- Our Work
- The Reformer Blog
1 April 2016
General practice is changing. Increasing demand and seven-day opening saw the Government pledge to deliver 5,000 more GPs by 2020 – 4,000 of whom will be new recruits, and 1,000 retained. One year in, however, the Government is already off track: analysis by Pulse magazine this week revealed that the target is set to be missed by more than half. Disappointing recruitment over the past four years, alongside high rates of retirement have led many, including the Public Accounts Committee, to speak of a “looming crisis” in GP workforce.
This diagnosis is premature. As the PAC report noted, a more sustainable approach to the GP workforce would look beyond expanding GP numbers “to develop the wider general practice workforce”. This could meet increasing demand within a seven-day service.
With no centrally collected figures on how appointments are administered, precisely how a reformed workforce might look is hazy – but estimates can be made. Recent research, based on interviews with GP staff, concluded that 27 per cent of appointments could be undertaken by another professional. This is likely to be a conservative figure: respondents’ estimates varied from 0 per cent to 73 per cent, depending on their understanding of the range of alternatives.
Estimates of GP appointment types reveal where care might be delivered by other professionals. Many appointments overlap – but the below chart provides an insight into how general practice might employ a more diverse workforce.
For musculoskeletal problems, the Chartered Society of Physiotherapy has argued that over 100 million appointments could be freed up each year through patient self-referral. Such appointments would, it is argued, cut costs by £33 per patient on top of unquantified savings through fewer appointments, such as scans and x-rays. It also can cut waiting times and improve patient satisfaction.
For other common conditions or medicines-related problems, pharmacists and practice nurses could offer care. Evidence from abroad shows that nurse-led primary care can have a positive effect on patient satisfaction, hospital admission and mortality. The Royal College of General Practitioners has labelled pharmacists the “hidden army” of the NHS, capable of meeting increasing demand, improving patient safety and care, while reducing waiting times for GP appointments.
Employing 5,000 more GPs is therefore not the most efficient way to meet increasing demand.
Harnessing the power of a range of clinicians will require a clear understanding of how appointments are currently conducted, and how clinicians might be trained to take on new roles. Larger practices, as shown by international leaders such as Southcentral in Alaska, which has redesigned its workforce to more efficiently address the needs of its 60,000 patients, will also be better placed to reshape their workforces.
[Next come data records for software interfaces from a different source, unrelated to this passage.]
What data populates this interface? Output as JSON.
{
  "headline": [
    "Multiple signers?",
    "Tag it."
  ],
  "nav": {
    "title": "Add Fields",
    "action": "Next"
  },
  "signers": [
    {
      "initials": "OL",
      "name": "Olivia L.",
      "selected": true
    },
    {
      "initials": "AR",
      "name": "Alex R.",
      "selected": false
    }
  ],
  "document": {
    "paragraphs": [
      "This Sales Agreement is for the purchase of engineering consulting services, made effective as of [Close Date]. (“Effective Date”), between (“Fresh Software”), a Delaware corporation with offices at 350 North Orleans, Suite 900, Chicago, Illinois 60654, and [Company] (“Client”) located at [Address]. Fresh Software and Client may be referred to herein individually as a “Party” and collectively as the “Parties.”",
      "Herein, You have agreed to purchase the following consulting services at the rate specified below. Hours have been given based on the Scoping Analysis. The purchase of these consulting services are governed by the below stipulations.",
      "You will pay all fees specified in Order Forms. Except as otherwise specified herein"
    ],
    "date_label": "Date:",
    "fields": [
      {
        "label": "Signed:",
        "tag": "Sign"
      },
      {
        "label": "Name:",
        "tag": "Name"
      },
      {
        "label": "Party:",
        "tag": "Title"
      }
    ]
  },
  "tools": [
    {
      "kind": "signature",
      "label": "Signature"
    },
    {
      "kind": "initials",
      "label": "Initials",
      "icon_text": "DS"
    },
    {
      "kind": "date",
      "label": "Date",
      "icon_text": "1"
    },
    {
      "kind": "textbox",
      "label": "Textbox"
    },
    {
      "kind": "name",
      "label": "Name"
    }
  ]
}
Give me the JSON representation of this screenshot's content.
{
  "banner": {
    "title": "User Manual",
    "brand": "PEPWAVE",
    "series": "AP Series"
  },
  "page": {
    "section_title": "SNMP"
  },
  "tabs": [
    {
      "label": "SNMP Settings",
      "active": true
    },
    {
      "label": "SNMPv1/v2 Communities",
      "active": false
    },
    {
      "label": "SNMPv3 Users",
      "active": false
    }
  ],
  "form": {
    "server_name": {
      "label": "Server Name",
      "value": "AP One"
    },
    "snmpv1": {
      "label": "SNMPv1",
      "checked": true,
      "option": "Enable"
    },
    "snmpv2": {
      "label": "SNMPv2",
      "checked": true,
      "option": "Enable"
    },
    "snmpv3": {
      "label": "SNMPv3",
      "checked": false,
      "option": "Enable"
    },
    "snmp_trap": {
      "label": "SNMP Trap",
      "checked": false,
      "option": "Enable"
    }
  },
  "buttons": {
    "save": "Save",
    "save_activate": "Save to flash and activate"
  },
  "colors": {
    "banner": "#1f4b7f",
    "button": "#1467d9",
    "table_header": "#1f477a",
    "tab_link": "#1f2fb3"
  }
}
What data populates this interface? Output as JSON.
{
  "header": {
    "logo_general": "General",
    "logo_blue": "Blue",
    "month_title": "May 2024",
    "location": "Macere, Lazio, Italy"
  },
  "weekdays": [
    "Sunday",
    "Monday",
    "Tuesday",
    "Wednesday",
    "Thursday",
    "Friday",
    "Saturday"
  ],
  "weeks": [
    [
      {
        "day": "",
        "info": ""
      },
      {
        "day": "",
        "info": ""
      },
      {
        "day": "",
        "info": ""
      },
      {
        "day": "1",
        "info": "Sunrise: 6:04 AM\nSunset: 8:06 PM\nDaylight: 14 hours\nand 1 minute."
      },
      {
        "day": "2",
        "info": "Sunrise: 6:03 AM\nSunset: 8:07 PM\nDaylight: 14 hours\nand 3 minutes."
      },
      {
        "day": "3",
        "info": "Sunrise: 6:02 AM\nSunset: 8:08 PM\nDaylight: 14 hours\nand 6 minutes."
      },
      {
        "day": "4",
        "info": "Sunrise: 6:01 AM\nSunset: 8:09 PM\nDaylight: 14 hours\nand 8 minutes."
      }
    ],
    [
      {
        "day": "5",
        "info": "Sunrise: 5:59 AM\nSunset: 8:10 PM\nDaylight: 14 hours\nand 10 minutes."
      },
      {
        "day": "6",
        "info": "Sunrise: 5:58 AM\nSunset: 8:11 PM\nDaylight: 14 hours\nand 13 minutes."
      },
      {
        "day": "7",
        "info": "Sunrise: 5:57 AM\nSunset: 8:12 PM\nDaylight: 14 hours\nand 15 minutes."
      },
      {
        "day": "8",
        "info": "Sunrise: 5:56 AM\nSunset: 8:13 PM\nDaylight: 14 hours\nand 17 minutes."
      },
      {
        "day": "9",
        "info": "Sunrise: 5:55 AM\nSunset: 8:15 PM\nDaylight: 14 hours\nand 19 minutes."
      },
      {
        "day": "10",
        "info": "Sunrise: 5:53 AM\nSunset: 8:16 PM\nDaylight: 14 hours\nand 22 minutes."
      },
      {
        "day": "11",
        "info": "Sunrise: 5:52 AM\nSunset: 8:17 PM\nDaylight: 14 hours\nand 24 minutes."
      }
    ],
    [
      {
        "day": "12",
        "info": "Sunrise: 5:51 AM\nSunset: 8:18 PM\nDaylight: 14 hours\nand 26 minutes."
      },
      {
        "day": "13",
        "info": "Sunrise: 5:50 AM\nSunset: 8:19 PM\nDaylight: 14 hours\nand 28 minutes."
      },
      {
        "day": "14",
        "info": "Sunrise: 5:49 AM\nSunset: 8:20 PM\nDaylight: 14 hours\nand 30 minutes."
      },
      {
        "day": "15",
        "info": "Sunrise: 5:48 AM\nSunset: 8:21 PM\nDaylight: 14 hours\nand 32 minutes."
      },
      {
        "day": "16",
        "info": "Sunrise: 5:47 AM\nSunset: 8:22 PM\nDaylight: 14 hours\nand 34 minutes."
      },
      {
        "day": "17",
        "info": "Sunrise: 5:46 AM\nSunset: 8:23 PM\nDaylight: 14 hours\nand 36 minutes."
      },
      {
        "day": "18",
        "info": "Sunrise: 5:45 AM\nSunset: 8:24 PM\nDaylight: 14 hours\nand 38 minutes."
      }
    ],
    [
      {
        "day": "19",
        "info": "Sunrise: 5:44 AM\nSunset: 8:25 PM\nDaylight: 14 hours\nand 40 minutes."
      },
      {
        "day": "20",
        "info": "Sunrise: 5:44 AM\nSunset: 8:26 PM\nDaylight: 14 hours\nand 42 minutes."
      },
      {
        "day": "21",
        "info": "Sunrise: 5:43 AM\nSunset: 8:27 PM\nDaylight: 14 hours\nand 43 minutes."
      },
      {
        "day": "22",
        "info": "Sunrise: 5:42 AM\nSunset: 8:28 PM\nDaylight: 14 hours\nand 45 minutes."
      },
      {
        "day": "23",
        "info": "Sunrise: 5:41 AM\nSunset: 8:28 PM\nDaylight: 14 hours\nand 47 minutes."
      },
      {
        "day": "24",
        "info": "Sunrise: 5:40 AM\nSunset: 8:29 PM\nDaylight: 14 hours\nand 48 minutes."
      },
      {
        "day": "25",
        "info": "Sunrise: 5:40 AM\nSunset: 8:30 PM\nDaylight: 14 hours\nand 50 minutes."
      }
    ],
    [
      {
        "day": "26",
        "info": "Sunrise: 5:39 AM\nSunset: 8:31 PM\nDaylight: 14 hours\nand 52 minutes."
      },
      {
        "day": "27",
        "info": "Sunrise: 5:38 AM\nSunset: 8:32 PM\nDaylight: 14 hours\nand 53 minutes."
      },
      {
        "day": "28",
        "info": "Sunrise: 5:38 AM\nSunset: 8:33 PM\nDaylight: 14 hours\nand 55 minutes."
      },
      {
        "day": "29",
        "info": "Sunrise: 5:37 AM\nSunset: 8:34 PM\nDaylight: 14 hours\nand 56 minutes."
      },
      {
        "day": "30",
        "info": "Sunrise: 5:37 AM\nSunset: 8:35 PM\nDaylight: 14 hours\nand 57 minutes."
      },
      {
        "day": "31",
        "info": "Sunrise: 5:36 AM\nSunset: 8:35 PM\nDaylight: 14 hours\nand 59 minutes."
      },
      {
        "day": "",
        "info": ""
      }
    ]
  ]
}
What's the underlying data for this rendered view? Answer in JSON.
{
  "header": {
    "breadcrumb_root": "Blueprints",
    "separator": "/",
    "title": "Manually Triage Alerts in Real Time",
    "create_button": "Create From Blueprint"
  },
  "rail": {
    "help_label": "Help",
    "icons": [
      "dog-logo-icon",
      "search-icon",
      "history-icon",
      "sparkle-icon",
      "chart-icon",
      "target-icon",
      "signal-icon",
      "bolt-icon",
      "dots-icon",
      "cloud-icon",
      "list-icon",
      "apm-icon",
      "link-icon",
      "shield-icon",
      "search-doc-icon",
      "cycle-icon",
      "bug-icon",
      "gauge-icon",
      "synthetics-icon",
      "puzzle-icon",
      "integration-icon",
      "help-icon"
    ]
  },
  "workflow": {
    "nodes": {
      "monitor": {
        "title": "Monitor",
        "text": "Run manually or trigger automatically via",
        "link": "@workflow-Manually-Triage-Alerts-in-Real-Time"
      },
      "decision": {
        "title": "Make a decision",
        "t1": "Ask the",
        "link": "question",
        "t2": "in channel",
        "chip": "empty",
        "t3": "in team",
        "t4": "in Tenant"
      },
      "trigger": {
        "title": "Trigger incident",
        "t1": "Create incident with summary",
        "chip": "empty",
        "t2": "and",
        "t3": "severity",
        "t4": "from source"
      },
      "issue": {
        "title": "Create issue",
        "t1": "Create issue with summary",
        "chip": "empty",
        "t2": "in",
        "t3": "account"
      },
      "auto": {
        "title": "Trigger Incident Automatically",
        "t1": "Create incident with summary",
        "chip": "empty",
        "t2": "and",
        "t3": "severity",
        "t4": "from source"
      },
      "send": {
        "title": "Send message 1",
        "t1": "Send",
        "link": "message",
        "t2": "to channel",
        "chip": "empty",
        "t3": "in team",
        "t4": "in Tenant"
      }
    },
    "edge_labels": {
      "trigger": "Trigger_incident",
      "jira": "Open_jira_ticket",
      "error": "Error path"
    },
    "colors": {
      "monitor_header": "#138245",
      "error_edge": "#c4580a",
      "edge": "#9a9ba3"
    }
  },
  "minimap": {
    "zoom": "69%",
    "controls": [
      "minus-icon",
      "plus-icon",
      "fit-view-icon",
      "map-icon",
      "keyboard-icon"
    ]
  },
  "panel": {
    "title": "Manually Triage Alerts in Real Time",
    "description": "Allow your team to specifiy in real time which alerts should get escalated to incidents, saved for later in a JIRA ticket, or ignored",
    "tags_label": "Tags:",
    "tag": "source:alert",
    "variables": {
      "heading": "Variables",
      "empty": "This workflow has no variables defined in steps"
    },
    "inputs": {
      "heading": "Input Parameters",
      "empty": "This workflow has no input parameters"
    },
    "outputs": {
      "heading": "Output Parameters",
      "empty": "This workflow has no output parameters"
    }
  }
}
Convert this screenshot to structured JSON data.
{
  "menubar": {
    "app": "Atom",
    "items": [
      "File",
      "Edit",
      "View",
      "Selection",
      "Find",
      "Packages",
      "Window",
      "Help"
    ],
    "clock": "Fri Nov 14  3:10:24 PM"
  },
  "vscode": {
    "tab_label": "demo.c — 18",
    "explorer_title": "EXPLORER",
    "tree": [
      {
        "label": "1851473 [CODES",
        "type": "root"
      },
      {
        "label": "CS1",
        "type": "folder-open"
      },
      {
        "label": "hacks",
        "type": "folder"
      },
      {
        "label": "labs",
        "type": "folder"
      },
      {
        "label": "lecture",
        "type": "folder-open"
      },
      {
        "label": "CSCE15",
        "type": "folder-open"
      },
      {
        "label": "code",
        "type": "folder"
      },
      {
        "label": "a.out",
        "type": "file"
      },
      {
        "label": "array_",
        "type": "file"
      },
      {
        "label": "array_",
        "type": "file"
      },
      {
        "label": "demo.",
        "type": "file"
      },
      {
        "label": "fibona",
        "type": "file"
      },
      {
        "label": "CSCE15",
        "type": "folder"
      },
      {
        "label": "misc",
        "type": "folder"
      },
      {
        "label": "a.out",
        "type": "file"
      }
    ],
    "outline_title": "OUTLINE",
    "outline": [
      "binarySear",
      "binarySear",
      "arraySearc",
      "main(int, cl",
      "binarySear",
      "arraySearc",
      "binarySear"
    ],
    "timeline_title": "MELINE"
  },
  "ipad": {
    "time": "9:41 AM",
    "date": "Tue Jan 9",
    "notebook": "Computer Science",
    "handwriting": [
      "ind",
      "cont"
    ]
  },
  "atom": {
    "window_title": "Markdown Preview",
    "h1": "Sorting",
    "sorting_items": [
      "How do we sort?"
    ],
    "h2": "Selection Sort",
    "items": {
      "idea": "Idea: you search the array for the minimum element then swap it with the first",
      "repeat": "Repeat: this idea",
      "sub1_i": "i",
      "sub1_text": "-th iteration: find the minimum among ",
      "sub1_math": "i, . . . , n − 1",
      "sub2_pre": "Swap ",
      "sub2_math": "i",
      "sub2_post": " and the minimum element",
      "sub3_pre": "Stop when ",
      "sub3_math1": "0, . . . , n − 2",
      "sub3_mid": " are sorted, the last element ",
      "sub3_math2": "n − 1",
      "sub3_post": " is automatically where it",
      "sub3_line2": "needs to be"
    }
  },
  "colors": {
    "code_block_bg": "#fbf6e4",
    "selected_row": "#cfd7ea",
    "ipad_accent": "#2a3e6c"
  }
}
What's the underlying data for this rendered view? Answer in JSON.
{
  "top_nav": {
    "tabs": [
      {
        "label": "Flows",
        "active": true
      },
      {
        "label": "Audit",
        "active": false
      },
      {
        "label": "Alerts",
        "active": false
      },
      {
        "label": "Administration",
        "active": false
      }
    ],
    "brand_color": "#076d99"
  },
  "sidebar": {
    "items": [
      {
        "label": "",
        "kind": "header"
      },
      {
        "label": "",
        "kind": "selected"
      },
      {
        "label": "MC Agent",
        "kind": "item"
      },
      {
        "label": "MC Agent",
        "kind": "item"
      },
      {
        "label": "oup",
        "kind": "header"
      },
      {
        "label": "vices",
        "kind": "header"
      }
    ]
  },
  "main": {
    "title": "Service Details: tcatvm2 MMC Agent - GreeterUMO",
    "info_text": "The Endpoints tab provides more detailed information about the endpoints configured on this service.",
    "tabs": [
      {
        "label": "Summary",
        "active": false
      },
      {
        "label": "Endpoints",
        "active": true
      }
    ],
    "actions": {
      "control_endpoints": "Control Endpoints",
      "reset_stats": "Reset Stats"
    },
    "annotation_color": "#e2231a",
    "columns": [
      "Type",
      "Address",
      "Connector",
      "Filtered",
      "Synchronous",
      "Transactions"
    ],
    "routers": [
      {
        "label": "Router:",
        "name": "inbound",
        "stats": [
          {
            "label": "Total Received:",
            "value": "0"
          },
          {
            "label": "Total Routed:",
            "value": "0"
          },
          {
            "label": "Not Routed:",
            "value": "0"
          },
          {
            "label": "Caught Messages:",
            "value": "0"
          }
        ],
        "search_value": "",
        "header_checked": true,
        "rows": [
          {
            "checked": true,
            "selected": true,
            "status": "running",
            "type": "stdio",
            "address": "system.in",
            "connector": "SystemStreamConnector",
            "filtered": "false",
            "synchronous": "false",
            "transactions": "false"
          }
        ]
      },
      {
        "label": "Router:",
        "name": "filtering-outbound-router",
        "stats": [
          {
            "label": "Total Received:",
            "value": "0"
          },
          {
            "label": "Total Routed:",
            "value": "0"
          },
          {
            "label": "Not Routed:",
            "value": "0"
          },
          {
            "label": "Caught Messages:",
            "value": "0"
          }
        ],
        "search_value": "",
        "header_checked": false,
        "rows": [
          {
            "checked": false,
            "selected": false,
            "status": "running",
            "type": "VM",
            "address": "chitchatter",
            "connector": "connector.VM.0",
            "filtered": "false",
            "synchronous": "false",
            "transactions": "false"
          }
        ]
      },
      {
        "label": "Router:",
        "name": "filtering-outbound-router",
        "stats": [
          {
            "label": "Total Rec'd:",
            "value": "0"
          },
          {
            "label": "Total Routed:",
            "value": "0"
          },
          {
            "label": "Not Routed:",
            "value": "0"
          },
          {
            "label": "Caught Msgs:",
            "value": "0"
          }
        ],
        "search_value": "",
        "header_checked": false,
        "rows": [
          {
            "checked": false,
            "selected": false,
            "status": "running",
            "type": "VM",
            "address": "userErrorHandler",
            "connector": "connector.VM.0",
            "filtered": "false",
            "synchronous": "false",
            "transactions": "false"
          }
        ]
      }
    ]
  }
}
The implications and practicalities of these changes for the NHS will be outlined in a forthcoming Reform report on the future of general practice.